PROBLEM TO WORK ON — Scan the listing below for the word "股东总户数", then copy each line that has it.

INPUT —
____________________
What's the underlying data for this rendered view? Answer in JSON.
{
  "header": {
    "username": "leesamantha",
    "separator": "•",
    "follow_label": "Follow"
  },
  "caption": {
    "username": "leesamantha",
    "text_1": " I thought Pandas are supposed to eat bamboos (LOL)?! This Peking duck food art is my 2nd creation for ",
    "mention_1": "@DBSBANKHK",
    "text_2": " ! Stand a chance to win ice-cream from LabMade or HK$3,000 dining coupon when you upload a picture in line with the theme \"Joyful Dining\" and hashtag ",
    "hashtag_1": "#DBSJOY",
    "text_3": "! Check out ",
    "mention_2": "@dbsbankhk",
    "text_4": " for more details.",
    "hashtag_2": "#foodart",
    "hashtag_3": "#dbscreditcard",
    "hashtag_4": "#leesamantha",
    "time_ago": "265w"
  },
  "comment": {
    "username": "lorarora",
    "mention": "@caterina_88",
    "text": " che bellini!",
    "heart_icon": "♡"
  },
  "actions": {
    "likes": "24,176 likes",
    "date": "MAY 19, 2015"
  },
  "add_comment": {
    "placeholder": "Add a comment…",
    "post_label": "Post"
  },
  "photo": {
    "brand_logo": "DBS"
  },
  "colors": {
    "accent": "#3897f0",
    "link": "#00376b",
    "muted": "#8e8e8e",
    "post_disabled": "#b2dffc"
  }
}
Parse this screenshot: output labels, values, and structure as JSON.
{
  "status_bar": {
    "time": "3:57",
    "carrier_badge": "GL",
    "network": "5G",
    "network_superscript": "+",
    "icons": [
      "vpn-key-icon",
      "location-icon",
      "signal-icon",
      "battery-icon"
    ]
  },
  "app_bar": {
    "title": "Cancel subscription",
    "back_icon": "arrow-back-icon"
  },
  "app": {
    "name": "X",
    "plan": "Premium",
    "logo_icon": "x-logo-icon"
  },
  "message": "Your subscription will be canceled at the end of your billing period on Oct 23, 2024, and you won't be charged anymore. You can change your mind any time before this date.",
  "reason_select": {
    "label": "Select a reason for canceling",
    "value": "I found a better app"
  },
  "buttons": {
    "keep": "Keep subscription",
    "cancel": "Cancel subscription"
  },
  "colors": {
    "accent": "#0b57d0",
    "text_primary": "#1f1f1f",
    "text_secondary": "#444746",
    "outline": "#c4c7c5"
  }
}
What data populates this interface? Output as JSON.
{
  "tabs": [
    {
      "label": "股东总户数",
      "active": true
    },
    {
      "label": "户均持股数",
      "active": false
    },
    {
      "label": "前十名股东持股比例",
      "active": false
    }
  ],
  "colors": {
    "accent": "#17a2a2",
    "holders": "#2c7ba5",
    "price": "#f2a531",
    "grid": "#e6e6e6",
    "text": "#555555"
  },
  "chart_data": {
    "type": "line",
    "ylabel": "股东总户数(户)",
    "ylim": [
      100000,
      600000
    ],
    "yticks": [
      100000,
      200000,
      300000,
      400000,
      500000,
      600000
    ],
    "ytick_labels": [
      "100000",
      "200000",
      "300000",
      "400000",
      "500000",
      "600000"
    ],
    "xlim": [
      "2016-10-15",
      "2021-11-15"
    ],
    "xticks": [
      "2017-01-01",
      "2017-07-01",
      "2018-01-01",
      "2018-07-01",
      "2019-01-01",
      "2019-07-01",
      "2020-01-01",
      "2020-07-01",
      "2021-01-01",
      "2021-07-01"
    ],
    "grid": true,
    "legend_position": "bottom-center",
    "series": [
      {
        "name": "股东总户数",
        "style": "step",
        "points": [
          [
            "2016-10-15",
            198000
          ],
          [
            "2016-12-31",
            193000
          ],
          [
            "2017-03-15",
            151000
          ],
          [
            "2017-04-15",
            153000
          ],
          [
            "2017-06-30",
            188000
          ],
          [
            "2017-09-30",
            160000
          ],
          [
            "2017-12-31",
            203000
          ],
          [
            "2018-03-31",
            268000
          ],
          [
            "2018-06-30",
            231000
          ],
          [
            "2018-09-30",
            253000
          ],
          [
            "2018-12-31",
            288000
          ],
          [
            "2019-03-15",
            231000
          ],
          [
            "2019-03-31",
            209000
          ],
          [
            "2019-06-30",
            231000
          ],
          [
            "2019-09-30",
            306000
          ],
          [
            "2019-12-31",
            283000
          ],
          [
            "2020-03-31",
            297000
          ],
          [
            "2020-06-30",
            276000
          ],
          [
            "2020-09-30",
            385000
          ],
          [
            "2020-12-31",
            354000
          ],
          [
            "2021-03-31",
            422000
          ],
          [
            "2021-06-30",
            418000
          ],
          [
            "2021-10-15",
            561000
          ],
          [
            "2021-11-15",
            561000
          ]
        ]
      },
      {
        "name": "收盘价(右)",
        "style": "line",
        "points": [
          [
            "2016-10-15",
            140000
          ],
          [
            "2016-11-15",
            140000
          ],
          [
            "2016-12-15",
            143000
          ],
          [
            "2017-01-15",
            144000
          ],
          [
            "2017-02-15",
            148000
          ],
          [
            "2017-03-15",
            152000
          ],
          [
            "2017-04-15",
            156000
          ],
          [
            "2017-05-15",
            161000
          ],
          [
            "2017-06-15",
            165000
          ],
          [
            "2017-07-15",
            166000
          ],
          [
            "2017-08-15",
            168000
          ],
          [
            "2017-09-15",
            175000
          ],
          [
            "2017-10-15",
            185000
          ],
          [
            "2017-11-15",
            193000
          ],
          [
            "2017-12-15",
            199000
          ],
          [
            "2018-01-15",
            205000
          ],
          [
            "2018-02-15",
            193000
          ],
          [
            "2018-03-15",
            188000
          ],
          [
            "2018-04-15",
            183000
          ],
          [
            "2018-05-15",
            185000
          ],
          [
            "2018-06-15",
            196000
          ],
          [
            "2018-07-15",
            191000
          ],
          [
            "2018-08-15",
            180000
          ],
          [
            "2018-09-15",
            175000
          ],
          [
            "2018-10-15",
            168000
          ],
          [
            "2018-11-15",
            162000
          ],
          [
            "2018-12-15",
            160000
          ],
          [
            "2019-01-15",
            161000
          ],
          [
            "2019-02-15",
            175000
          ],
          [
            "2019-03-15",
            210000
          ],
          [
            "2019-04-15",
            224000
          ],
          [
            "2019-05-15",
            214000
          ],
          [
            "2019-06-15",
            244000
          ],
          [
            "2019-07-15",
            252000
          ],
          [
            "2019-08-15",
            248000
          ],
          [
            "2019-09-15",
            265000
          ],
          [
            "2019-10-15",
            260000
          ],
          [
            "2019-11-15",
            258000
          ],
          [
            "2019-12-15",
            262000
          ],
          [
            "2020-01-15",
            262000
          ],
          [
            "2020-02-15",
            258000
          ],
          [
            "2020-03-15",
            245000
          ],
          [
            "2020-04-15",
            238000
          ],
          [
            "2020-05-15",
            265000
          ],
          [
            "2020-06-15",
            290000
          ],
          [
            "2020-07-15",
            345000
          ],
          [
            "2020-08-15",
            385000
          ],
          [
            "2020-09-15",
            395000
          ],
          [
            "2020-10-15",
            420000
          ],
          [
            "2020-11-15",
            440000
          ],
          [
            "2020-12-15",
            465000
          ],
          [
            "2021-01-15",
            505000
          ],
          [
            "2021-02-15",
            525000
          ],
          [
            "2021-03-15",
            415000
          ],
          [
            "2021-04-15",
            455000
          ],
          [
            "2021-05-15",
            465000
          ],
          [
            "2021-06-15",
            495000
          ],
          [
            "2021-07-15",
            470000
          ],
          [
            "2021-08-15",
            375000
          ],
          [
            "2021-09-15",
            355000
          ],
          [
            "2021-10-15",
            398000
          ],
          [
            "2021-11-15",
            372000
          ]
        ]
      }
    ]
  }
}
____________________
SOLUTION TO THE PROBLEM —
      "label": "股东总户数",
    "ylabel": "股东总户数(户)",
        "name": "股东总户数",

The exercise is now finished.